- _Requirement_:
Your answer must be every line of the data that contains "schemas".

- _Supplied records_:

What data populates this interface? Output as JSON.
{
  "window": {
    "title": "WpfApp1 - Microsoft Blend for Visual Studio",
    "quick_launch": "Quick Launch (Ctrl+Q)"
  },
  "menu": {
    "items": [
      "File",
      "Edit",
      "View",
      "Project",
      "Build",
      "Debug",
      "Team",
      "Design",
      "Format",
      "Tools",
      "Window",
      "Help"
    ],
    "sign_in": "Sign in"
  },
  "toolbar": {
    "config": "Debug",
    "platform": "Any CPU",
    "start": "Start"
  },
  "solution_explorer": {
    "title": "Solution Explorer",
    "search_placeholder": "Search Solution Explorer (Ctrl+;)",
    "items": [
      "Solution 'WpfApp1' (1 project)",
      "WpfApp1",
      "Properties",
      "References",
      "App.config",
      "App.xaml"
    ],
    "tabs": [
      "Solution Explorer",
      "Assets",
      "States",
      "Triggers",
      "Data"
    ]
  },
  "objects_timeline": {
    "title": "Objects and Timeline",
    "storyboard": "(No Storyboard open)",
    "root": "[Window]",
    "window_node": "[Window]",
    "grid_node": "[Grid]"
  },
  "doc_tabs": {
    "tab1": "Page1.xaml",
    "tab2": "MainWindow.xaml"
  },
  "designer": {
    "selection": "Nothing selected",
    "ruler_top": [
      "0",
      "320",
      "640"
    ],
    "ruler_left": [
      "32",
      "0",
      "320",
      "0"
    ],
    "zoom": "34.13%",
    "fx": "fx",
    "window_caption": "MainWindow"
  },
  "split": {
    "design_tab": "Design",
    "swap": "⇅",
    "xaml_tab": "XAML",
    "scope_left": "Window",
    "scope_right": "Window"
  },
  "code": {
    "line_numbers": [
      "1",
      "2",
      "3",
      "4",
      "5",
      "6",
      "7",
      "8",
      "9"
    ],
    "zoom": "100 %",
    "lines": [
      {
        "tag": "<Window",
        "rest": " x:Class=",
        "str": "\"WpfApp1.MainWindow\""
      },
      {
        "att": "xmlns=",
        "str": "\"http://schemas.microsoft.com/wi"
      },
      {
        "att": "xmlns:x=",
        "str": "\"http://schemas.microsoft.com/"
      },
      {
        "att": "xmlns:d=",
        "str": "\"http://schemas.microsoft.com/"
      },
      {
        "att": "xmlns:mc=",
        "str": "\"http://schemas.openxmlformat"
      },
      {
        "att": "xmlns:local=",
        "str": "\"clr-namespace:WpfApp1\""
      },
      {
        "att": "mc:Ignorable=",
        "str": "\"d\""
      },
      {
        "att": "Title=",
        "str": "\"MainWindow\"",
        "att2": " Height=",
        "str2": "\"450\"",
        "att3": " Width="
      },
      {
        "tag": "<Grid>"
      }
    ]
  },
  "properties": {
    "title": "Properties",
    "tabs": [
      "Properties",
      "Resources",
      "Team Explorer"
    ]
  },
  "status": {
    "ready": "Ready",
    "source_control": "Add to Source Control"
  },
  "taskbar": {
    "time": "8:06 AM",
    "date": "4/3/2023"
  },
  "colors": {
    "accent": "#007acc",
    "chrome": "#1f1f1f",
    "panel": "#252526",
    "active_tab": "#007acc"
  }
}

- _The answer_:
        "str": "\"http://schemas.microsoft.com/wi"
        "str": "\"http://schemas.microsoft.com/"
        "str": "\"http://schemas.microsoft.com/"
        "str": "\"http://schemas.openxmlformat"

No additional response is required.